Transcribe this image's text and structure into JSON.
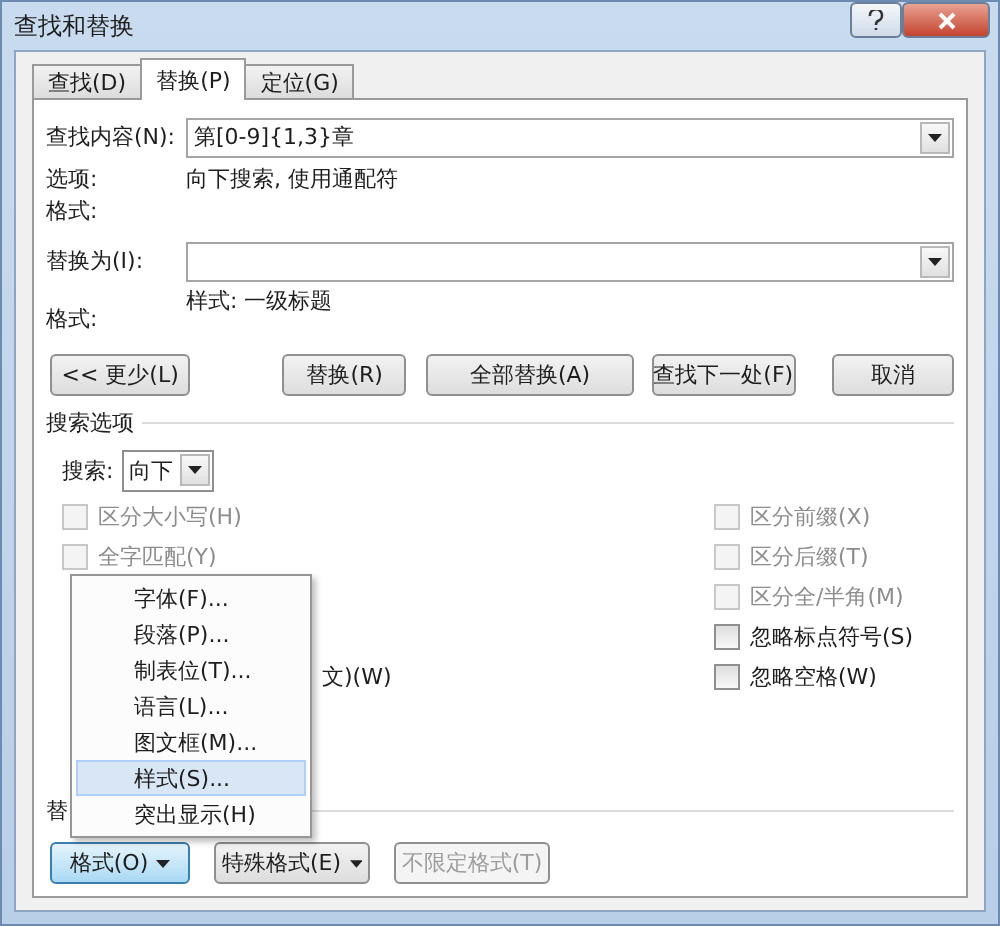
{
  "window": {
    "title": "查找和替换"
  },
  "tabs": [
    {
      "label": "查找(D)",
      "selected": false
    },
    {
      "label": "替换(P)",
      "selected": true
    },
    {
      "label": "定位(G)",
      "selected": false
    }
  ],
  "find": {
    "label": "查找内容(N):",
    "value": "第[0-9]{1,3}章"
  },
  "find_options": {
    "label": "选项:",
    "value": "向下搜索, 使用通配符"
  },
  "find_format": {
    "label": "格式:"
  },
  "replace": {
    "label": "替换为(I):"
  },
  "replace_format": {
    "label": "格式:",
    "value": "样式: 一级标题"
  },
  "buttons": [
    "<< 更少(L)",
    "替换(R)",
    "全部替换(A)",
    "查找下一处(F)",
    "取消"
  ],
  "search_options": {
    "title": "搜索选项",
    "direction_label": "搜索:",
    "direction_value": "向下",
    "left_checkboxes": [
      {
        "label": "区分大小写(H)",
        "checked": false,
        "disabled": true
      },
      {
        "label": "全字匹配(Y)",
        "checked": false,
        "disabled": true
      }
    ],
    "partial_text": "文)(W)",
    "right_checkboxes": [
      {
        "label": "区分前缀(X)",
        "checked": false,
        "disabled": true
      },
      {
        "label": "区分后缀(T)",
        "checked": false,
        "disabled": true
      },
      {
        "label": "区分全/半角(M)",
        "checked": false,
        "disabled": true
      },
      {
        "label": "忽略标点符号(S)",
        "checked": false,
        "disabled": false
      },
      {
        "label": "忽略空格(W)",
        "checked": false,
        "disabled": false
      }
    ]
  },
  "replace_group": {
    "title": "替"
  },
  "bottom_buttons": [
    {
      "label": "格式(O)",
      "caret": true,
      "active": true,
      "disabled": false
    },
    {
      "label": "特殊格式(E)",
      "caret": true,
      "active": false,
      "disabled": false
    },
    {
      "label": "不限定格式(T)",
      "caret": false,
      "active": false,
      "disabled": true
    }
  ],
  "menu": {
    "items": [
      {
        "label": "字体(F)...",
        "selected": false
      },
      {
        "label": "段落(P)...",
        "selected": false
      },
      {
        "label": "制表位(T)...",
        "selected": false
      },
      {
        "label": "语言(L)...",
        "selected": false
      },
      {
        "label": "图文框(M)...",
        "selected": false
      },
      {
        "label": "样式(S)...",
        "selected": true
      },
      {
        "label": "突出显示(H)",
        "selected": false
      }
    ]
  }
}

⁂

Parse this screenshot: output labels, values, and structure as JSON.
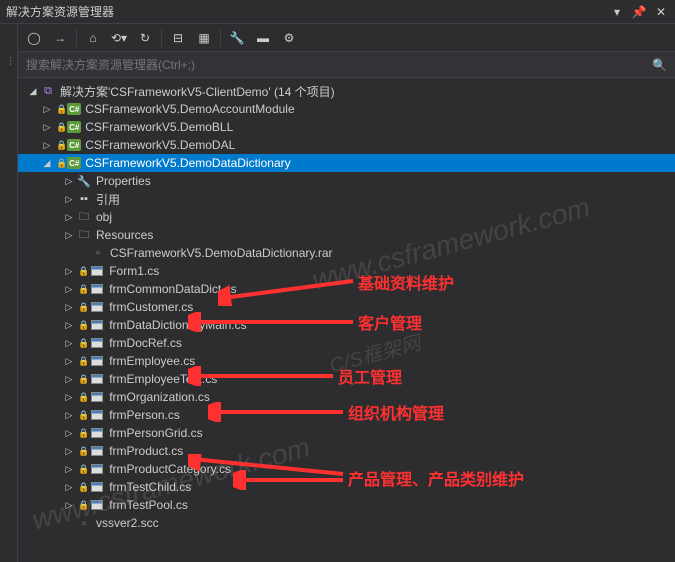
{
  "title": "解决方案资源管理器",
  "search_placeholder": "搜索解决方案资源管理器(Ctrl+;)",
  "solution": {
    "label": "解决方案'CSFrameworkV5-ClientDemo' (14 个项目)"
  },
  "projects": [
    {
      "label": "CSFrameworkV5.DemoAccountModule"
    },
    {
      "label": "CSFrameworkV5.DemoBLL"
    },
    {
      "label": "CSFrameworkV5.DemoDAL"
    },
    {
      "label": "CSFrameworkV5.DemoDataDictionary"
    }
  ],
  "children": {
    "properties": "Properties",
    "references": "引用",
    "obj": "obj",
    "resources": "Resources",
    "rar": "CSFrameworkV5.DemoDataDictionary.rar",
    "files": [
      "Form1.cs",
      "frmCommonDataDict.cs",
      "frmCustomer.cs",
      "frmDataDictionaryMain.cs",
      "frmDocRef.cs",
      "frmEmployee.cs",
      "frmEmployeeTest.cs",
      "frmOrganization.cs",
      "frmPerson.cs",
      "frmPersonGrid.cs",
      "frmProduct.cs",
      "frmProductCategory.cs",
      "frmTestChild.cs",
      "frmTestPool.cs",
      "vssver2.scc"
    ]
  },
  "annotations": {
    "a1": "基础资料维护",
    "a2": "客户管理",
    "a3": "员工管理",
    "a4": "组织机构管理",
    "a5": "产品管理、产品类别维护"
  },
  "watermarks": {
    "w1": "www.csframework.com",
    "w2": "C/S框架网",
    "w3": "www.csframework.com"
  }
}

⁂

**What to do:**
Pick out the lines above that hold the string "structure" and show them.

**Exercise response:**
Transcribe this image's text and structure into JSON.
Parse this screenshot: output labels, values, and structure as JSON.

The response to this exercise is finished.